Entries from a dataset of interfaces
────────

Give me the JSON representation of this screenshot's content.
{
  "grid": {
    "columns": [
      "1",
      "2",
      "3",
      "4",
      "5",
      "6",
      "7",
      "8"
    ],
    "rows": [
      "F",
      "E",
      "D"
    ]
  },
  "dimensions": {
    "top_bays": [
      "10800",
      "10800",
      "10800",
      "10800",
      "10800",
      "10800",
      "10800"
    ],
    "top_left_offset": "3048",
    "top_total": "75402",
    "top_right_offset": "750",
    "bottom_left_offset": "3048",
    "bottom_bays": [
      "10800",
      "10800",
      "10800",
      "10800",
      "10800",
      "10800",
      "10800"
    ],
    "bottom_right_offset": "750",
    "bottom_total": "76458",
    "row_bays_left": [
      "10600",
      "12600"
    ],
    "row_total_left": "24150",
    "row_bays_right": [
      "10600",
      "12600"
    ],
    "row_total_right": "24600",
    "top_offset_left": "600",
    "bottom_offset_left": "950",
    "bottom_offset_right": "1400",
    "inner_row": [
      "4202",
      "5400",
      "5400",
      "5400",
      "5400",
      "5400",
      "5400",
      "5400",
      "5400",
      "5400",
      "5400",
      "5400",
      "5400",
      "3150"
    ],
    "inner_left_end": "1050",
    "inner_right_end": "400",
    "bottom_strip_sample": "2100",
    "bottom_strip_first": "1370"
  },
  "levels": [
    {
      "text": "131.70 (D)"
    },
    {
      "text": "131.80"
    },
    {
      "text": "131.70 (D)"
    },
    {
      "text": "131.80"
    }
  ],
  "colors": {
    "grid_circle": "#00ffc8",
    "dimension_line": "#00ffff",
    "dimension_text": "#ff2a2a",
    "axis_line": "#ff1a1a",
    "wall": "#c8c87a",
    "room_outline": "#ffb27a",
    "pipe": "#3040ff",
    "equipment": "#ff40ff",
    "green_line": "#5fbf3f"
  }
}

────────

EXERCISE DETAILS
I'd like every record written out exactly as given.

ANSWER TO THIS PROBLEM
Give me the JSON representation of this screenshot's content.
{
  "grid": {
    "columns": [
      "1",
      "2",
      "3",
      "4",
      "5",
      "6",
      "7",
      "8"
    ],
    "rows": [
      "F",
      "E",
      "D"
    ]
  },
  "dimensions": {
    "top_bays": [
      "10800",
      "10800",
      "10800",
      "10800",
      "10800",
      "10800",
      "10800"
    ],
    "top_left_offset": "3048",
    "top_total": "75402",
    "top_right_offset": "750",
    "bottom_left_offset": "3048",
    "bottom_bays": [
      "10800",
      "10800",
      "10800",
      "10800",
      "10800",
      "10800",
      "10800"
    ],
    "bottom_right_offset": "750",
    "bottom_total": "76458",
    "row_bays_left": [
      "10600",
      "12600"
    ],
    "row_total_left": "24150",
    "row_bays_right": [
      "10600",
      "12600"
    ],
    "row_total_right": "24600",
    "top_offset_left": "600",
    "bottom_offset_left": "950",
    "bottom_offset_right": "1400",
    "inner_row": [
      "4202",
      "5400",
      "5400",
      "5400",
      "5400",
      "5400",
      "5400",
      "5400",
      "5400",
      "5400",
      "5400",
      "5400",
      "5400",
      "3150"
    ],
    "inner_left_end": "1050",
    "inner_right_end": "400",
    "bottom_strip_sample": "2100",
    "bottom_strip_first": "1370"
  },
  "levels": [
    {
      "text": "131.70 (D)"
    },
    {
      "text": "131.80"
    },
    {
      "text": "131.70 (D)"
    },
    {
      "text": "131.80"
    }
  ],
  "colors": {
    "grid_circle": "#00ffc8",
    "dimension_line": "#00ffff",
    "dimension_text": "#ff2a2a",
    "axis_line": "#ff1a1a",
    "wall": "#c8c87a",
    "room_outline": "#ffb27a",
    "pipe": "#3040ff",
    "equipment": "#ff40ff",
    "green_line": "#5fbf3f"
  }
}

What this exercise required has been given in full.